Best Sweeteners to Use for Chai Lattés
This recipe calls for a honey syrup as a sweetener, which is just lovely, but other sweeteners work, too. Just remember that the sweetener gets added to a cold base so any granulated sweetener may not completely dissolve in the drink.
- Simple syrup
- Maple syrup
- Agave nectar
- Coconut sugar
- Date palm sugar
The Best Milk to Use in Chai Lattés
- 2% milk
- Whole milk
- Coconut milk
- Cashew milk
- Hemp milk
- Oat milk
How to Store Chai Latté to Enjoy All Week Long
The steeped tea and the honey syrup will keep separately for at least a week in the refrigerator. You can double or triple the recipe, depending on how much you'll be drinking, to make a week's worth. Add the milk just before serving.
If you find you have some extra prepared chai tea that you won't be using, you can freeze it in ice cube trays to add to future glasses of iced chai lattés or even regular iced tea.
More Chai Recipes to Try!
- Homemade Chai
- Creamy Chai-Spiced Vegan Rice Pudding
- Boozy Chai-Spiced Apple Cider Punch
- Chai Ice Cream
Iced Chai Latte
Double this recipe for more servings. The honey syrup and prepared chai will both keep for at least a week in the refrigerator.
Quick Steeping: If you need to speed up the steeping process, bring 2 cups of water to a boil, remove from heat, and add the tea bags. Steep for 10 to 20 minutes.
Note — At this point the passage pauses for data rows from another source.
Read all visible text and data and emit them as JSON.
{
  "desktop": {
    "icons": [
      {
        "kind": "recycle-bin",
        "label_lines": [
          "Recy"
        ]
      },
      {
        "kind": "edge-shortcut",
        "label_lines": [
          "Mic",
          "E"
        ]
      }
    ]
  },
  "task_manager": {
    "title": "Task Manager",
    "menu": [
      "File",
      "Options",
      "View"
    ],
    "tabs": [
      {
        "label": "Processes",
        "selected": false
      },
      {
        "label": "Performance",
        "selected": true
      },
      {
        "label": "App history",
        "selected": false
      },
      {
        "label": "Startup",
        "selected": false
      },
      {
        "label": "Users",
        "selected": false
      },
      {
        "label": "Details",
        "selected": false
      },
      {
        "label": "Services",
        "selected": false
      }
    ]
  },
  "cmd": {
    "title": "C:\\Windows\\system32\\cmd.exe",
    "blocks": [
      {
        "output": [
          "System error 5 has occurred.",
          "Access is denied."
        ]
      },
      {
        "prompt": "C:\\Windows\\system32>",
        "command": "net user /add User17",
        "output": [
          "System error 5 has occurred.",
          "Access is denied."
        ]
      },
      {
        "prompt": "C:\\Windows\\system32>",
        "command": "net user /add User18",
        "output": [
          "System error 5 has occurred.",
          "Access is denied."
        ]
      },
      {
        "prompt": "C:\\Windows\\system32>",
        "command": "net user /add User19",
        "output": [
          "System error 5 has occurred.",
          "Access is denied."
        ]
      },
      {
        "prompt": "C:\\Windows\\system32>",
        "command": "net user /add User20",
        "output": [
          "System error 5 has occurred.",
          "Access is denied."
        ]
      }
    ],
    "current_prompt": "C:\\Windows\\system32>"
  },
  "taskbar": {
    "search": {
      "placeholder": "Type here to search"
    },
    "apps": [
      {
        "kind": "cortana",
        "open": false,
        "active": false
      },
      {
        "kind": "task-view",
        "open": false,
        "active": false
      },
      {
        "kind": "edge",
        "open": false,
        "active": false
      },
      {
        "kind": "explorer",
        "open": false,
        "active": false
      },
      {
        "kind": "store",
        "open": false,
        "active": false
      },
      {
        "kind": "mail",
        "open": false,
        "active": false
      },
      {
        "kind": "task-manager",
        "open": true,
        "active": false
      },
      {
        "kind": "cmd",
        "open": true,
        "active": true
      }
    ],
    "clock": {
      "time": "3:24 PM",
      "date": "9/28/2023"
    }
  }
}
Remove the tea bags and add the remaining 2 cups of water. Cool to room temperature, then transfer to the fridge to cool completely.
Homemade Chai Blend: If you prefer to make your own chai blend instead of using tea bags, follow the instructions above for Quick Steeping and use the blend of black tea and spices recommended in this recipe for Homemade Chai.
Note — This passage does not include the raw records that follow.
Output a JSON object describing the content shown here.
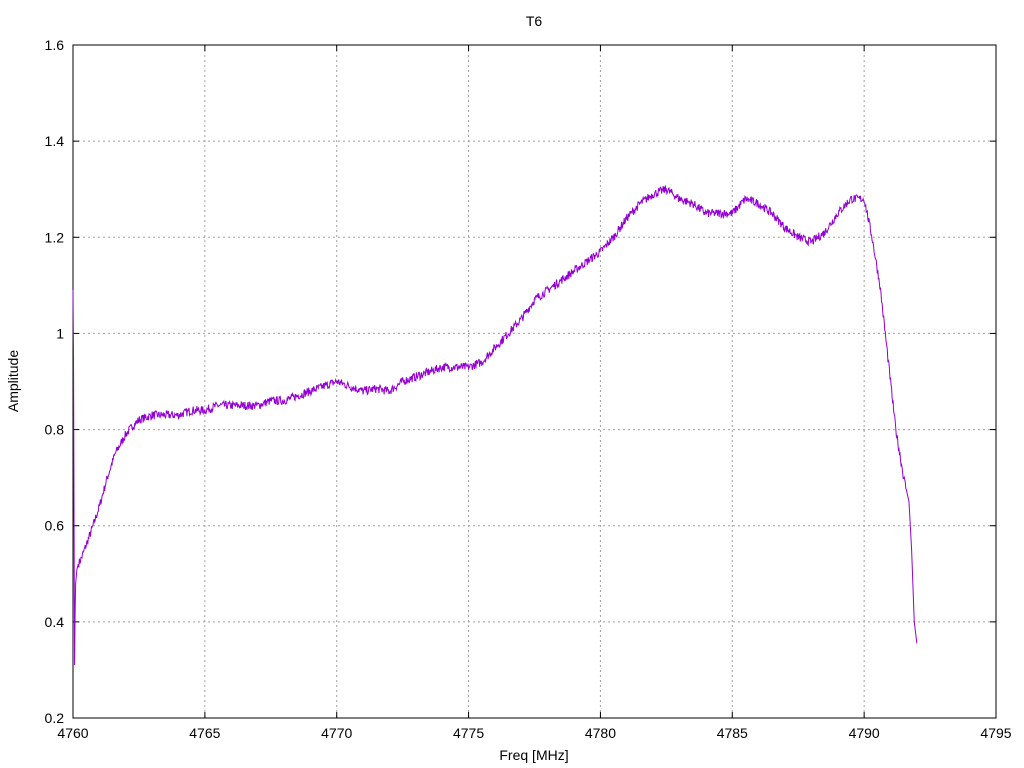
{
  "chart_data": {
    "type": "line",
    "title": "T6",
    "xlabel": "Freq [MHz]",
    "ylabel": "Amplitude",
    "xlim": [
      4760,
      4795
    ],
    "ylim": [
      0.2,
      1.6
    ],
    "xticks": [
      4760,
      4765,
      4770,
      4775,
      4780,
      4785,
      4790,
      4795
    ],
    "xtick_labels": [
      "4760",
      "4765",
      "4770",
      "4775",
      "4780",
      "4785",
      "4790",
      "4795"
    ],
    "yticks": [
      0.2,
      0.4,
      0.6,
      0.8,
      1.0,
      1.2,
      1.4,
      1.6
    ],
    "ytick_labels": [
      "0.2",
      "0.4",
      "0.6",
      "0.8",
      "1",
      "1.2",
      "1.4",
      "1.6"
    ],
    "grid": true,
    "legend": "none",
    "series": [
      {
        "color": "#9400d3",
        "x": [
          4760.0,
          4760.02,
          4760.04,
          4760.06,
          4760.08,
          4760.1,
          4760.15,
          4760.2,
          4760.3,
          4760.5,
          4760.7,
          4761.0,
          4761.3,
          4761.6,
          4762.0,
          4762.3,
          4762.5,
          4763.0,
          4763.5,
          4764.0,
          4764.5,
          4765.0,
          4765.5,
          4766.0,
          4766.5,
          4767.0,
          4767.5,
          4768.0,
          4768.5,
          4769.0,
          4769.5,
          4770.0,
          4770.5,
          4771.0,
          4771.5,
          4772.0,
          4772.5,
          4773.0,
          4773.5,
          4774.0,
          4774.5,
          4775.0,
          4775.5,
          4776.0,
          4776.5,
          4777.0,
          4777.5,
          4778.0,
          4778.5,
          4779.0,
          4779.5,
          4780.0,
          4780.5,
          4781.0,
          4781.5,
          4782.0,
          4782.5,
          4783.0,
          4783.5,
          4784.0,
          4784.5,
          4785.0,
          4785.5,
          4786.0,
          4786.5,
          4787.0,
          4787.5,
          4788.0,
          4788.5,
          4789.0,
          4789.5,
          4790.0,
          4790.3,
          4790.6,
          4790.9,
          4791.2,
          4791.5,
          4791.7,
          4791.8,
          4791.9,
          4792.0
        ],
        "y": [
          1.09,
          0.95,
          0.6,
          0.31,
          0.42,
          0.48,
          0.51,
          0.52,
          0.53,
          0.56,
          0.59,
          0.64,
          0.7,
          0.75,
          0.79,
          0.81,
          0.82,
          0.83,
          0.83,
          0.83,
          0.84,
          0.84,
          0.85,
          0.85,
          0.85,
          0.85,
          0.86,
          0.86,
          0.87,
          0.88,
          0.89,
          0.9,
          0.89,
          0.88,
          0.885,
          0.88,
          0.9,
          0.91,
          0.92,
          0.93,
          0.93,
          0.93,
          0.94,
          0.97,
          1.0,
          1.03,
          1.07,
          1.09,
          1.11,
          1.13,
          1.15,
          1.17,
          1.2,
          1.24,
          1.27,
          1.29,
          1.3,
          1.28,
          1.27,
          1.25,
          1.25,
          1.25,
          1.28,
          1.27,
          1.25,
          1.22,
          1.2,
          1.19,
          1.21,
          1.25,
          1.28,
          1.28,
          1.2,
          1.1,
          0.95,
          0.8,
          0.7,
          0.65,
          0.55,
          0.4,
          0.355
        ]
      }
    ]
  }
}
For the iced chai:
4 tea bags of chai
1 quart water
For the honey syrup:
1/4 cup honey
1/4 cup water
Milk, any kind
Steep the tea:
Combine the tea and water in a quart-sized jar.
Cover and let steep at room temperature for at least 4 hours or up to 12 hours. The tea will become stronger and more infused the longer it stands.
Make the honey syrup:
Combine the honey and water in a small glass container. Microwave for 30 seconds. Stir to dissolve the honey.
Allow to cool, then cover and refrigerate until needed. (Honey syrup will keep for about a week.)
Remove the tea bags:
Once the tea has infused to your liking, remove the tea bags. The tea is ready to be used immediately, or cover and refrigerate for a week or more.
Assemble an iced chai latte:
Place a few ice cubes in a glass. Pour 1 to 3 teaspoons of honey syrup over the ice cubes. Fill the glass with a cup or so of iced chai and top with as much milk as you like.
Stir to combine and taste. Add more honey syrup or milk, if desired.
The prepared chai and the honey syrup will both keep for at least a week in the refrigerator.
|Nutrition Facts (per serving)|
|Amount per serving|
|% Daily Value*|
|Total Fat 1g||2%|
|Saturated Fat 1g||4%|
|Total Carbohydrate 21g||7%|
|Dietary Fiber 0g||0%|
|Total Sugars 17g|
|Vitamin C 1mg||4%|
|*The % Daily Value (DV) tells you how much a nutrient in a food serving contributes to a daily diet. 2,000 calories a day is used for general nutrition advice.|